Paying For Skills
In today’s job market the resume needs to pass through many filters before the person deciding on interviews even sees it. Resumes have to be written to pass those filters, whether it is the keywords a computer looks for or the spelling accuracy that catches a reader’s eye. Professional resume writers are like the industry consultants brought in to give their expert advice on specific problems and come up with effective strategies for resolution.
Providing The Facts
Any professional resume writer who doesn’t insist on using your own facts in the resume is not worthy of the title. Resumes must be factual compilations of your work history, education, skills, etc. Any falsification is asking for trouble, and a professional resume writer will refuse to do it. Their goal is to write a resume that shows what you bring to the position you are applying for; writing it in a way that gets past the filters and puts you in an interview where you can present yourself as a viable candidate.

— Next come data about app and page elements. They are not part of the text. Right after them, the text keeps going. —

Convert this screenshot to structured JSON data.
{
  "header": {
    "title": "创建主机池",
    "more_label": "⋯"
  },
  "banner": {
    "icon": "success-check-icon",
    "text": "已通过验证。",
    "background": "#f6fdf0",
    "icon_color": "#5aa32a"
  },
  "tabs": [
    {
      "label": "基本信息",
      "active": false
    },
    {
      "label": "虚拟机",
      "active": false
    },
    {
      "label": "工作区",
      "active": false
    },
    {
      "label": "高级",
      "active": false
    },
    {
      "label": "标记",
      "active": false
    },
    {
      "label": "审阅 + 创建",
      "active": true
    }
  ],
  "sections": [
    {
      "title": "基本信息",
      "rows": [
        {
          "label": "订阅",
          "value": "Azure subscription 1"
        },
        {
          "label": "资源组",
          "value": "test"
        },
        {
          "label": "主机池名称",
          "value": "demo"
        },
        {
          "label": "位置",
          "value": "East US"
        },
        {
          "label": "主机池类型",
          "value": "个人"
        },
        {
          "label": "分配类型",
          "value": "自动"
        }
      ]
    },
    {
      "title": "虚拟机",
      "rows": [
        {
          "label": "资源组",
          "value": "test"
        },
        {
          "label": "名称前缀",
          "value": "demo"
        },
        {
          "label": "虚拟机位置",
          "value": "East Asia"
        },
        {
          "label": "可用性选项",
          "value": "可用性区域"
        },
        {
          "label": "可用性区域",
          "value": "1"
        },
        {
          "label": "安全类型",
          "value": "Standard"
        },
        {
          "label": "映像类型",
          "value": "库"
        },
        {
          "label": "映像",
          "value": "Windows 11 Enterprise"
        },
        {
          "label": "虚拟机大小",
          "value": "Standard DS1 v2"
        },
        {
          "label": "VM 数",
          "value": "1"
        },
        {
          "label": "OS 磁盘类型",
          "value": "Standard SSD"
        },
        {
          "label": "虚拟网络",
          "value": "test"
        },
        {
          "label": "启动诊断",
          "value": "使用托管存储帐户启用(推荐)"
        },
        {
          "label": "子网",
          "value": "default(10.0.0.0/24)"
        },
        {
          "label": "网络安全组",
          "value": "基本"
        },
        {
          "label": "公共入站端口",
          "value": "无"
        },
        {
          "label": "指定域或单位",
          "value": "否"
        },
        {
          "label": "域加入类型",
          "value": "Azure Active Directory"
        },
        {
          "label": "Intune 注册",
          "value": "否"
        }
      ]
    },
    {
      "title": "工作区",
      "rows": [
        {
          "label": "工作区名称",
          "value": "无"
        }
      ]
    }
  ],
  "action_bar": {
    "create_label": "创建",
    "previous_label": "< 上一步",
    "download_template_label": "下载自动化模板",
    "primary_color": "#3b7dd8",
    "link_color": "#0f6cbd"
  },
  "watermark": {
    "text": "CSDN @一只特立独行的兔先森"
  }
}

Collaborating To Present Accurately
The top reason professional resumes are effective is because they are collaborations. It isn’t a matter of handing over a topic, getting a paper someone else wrote, putting your name on it, and turning it in. Professional resume writers get a lot of input from you before they start, ask many questions so they have all the facts, and get your approval before the process is complete. It’s a collaboration, a team-effort, and the information being presented is your own qualifications in the best light so they can be seen accurately. It’s a lot of work, and you contribute to the process.
So, is it cheating to hire a professional resume writer? Not if they truly act professionally. A professional resume writer is not pretending to be the person in the resume. They are presenting the person in the resume in the best light possible.